         Finally, some courts have indicated that they lack authority to grant such relief after sentencing. See United States v. Green, No. 10-20096-01, 2015 U.S. Dist. LEXIS 80198, at *2 (D. Kan. June 22, 2015) (“[T]he Court does not have jurisdiction to amend defendant's sentence at this time to include a specific recommendation on placement in a residential re-entry facility.”); United States v. Landers, No. 6:09-cr-0893-10, 2013 U.S. Dist. LEXIS 144450, at *3 (D.S.C. Oct. 7, 2013) (“The court is aware of no authority by which it may issue a recommendation for halfway house placement at this late stage.”); see also United States v. Sanders, No. CR 13-03696 RB, 2018 U.S. Dist. LEXIS 80162, at *3-4 (D.N.M. May 9, 2018) (“[N]o comparable BOP regulation authorizes a prisoner to seek a post-sentencing recommendation as to pre-release custody when the original judgment is silent as to RRC placement.”); United States v. Tipton, No. 14-20142, 2018 U.S. Dist. LEXIS 49178, at *2 (E.D. Mich. Mar. 26, 2018) (“T]he Court finds that Defendant has not shown that the Court has authority to make a judicial placement recommendation to the FBOP apart from what the court already ordered and recommended in the Judgment[.]”).[3]

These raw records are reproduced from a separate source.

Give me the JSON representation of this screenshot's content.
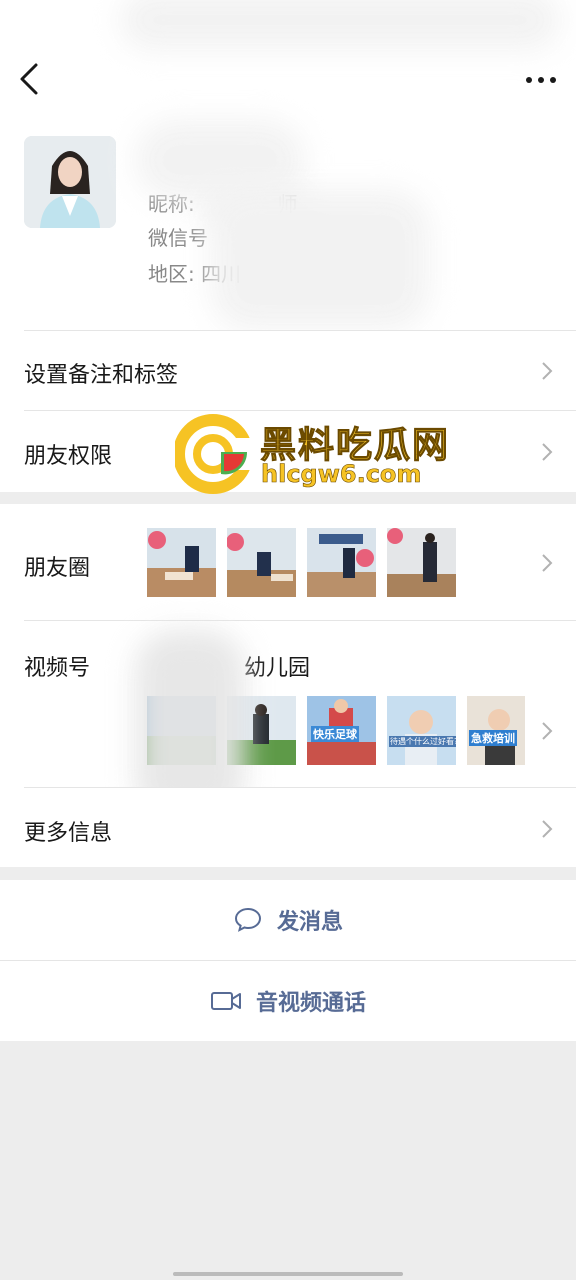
{
  "nav": {
    "back_icon": "chevron-left-icon",
    "more_icon": "more-dots-icon"
  },
  "profile": {
    "nickname_label": "昵称:",
    "nickname_value_tail": "师",
    "wechat_id_label": "微信号",
    "region_label": "地区:",
    "region_value": "四川"
  },
  "rows": {
    "remarks": "设置备注和标签",
    "permissions": "朋友权限",
    "moments": "朋友圈",
    "channels": "视频号",
    "channels_name_tail": "幼儿园",
    "more_info": "更多信息"
  },
  "moments_thumbs": [
    "photo-cpr-1",
    "photo-cpr-2",
    "photo-cpr-3",
    "photo-cpr-4"
  ],
  "channels_thumbs": [
    {
      "caption": ""
    },
    {
      "caption": ""
    },
    {
      "caption": "快乐足球"
    },
    {
      "caption": "待遇个什么过好看?"
    },
    {
      "caption": "急救培训"
    }
  ],
  "actions": {
    "message": "发消息",
    "message_icon": "chat-bubble-icon",
    "call": "音视频通话",
    "call_icon": "video-camera-icon"
  },
  "watermark": {
    "title": "黑料吃瓜网",
    "url": "hlcgw6.com"
  },
  "colors": {
    "link": "#576b95",
    "accent_yellow": "#f6c324",
    "background": "#ededed"
  }
}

         In its response, the government indicates that the better reasoned cases have concluded that there is no authority to issue such a recommendation post-sentencing, and that McHugh suggests there is no free floating authority to issue judicial recommendations absent a pending case or controversy. (R. 24 at 4.) In any event, the government contends that I should decline to issue a recommendation now, as the BOP is better positioned to make such determinations. The BOP is familiar with the offender and his adjustment in prison, how his situation compares with that of other inmates, his current treatment needs, the available resources, and the other relevant considerations. (R. 24 at 4-5.) The court, on the other hand, can act only on a case-by-case basis, based on dated information, and lacking the BOP's expertise in such matters. (R. 24 at 5-6.) Moreover, the original sentencing judge in this case is deceased, and whatever institutional knowledge the court may have is limited and dated, and may not be significantly helpful to the BOP. The government therefore argues the motion should be denied. (R. 24 at 6.)

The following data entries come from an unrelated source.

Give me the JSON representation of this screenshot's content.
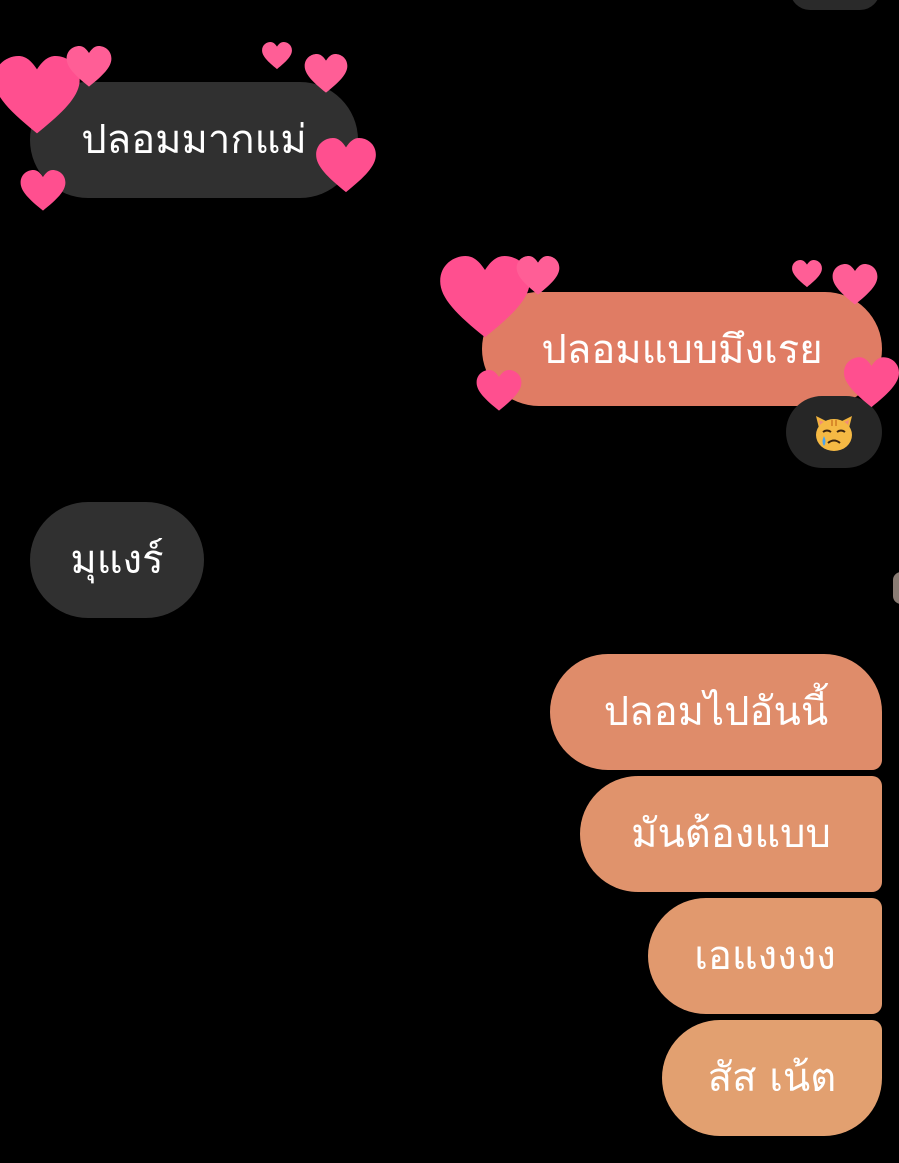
{
  "colors": {
    "background": "#000000",
    "incoming_bubble": "#303030",
    "heart": "#ff4f8f",
    "outgoing_gradient": [
      "#e07a63",
      "#e18c6a",
      "#e2a070"
    ]
  },
  "messages": [
    {
      "id": "m1",
      "direction": "incoming",
      "text": "ปลอมมากแม่",
      "reaction": "hearts"
    },
    {
      "id": "m2",
      "direction": "outgoing",
      "text": "ปลอมแบบมึงเรย",
      "reaction": "hearts"
    },
    {
      "id": "m3",
      "direction": "incoming",
      "text": "มุแงร์"
    },
    {
      "id": "m4",
      "direction": "outgoing",
      "text": "ปลอมไปอันนี้"
    },
    {
      "id": "m5",
      "direction": "outgoing",
      "text": "มันต้องแบบ"
    },
    {
      "id": "m6",
      "direction": "outgoing",
      "text": "เอแงงงง"
    },
    {
      "id": "m7",
      "direction": "outgoing",
      "text": "สัส เน้ต"
    }
  ],
  "reactions": {
    "m2_emoji": "😿",
    "m2_emoji_icon": "crying-cat-face-icon"
  }
}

         In reply, defendant contends that the court is authorized to make a recommendation after sentencing, as the court is not modifying or correcting the sentence, but merely making a recommendation. (R. 25 at 1.) He further argues that the court should make a ...


Buy This Entire Record For $7.95

Download the entire decision to receive the complete text, official citation,
docket number, dissents and concurrences, and footnotes for this case.

Learn more about what you receive with purchase of this case.